over head squat movement assessment compensations, anterior view feet move inward probable under active muscles med hamstring, med gastrocnemius, gluteus medius, gluteus maximus, vastas medialis, oblique (VMO)
over head squat movement assessment compensations, anterior view feet move inward probable injuries anterior, medial& lateral knee pain, IT band tendonitis
over head squat movement assessment compensations, anterior view feet move outward probable injuries anterior, medial& lateral knee pain, IT band tendonitis
over head squat movement assessment compensations, anterior view feet move outward over active muscles piriformis, biceps femoris, tfl, gluteus minimus, gluteus medius
over head squat movement assessment compensations, anterior view feet move outward over under active muscles adductors complex, med. hamstring, gluteus maximus
over head squat assessment posterior view, feet flatten probable over active muscles peroneal complex, peroneus, peroneus brevis, bicep femoris, tfl, lat gastrocnemius
over head squat assessment posterior view, feet flatten probable under active muscles posterior tibialis, anterior tibialis, med gastrocnemius, gluteus medius, med hamstrings
over head squat assessment posterior view, heels rise probable under active muscles anterior tibialis
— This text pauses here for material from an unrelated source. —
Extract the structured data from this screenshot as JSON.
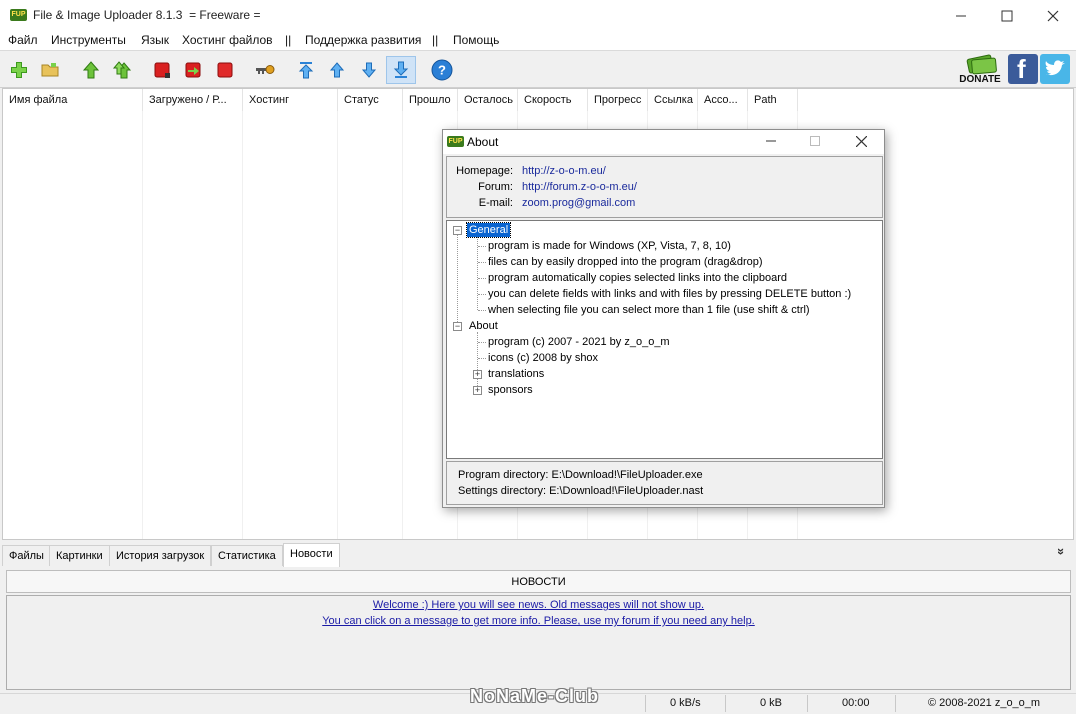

over head squat assessment posterior view, asymmetrical weight shift probable under active muscles gluteus medius (on side of shift), adductor complex (opposite of shift)
muscles that tend to be over active in the lower leg accompanying foot and ankle impairments lateral gastrocnemius, soleus, peroneus longus
muscles that tend to be under active in the lower leg accompanying foot and ankle impairments med gastrocnemius, posterior tibialis, anterior tibialis
what muscle concentrically planterflex ankle, evert calcaneus, externally rotate lower leg, and flex knee lateral gastrocemius
what muscle concentrically planterfex ankle, externally rotate (supinate) lower leg, and assists in knee extension soleus
what muscles concentrially evert ankle, planterflex ankle peroneus longus
what muscle planterflex ankle, invert calcaneus, internally rotate lower leg, and flex knee medial gastrocemius
what muscle planterfex ankle, externally rotate (supinate) lower leg, invert foot/ankle posterior tibialis
what muscle concentrically invert ankle, dorsiflex ankle anterior tibialis
overactive muscles of LPHC accompanying foot and ankle impairment biceps femoris short head, TFL
under ractive muscles of LPHC accompanying foot and ankle impairment mdial hamstrings, gracilis, sartoius, popliteus, gluteus medius (posterior fibers) and gluteus maximus
Over active muscles of the LPHC for knee impairment adductor complex, biceps femoris short head, tfl, vastus lateralis, rectus femoris
under active muscles of the LPHC for knee impairment medial hampstrings, gluteus medius (posterioer fibers) and gluteus maximus, vastus medialis
local injuries associated with LPHC impairment low back pain, sacroiliac joint dysfuction, hamsring, quadriceps and groan strains
injuries above the LPHC associated with LPHC impairment shoulder and upper extremity injuries
injuries below the LPHC associated with LPHC impairment patellar tendonities (jumpers knee) IT-band tendonitis (runners knee) medial, lateral, and anteior knee pain, planter fasciitis, achiles tendonitis, posterior tibialis tendonitis (shin splints)
Created by: dinglespp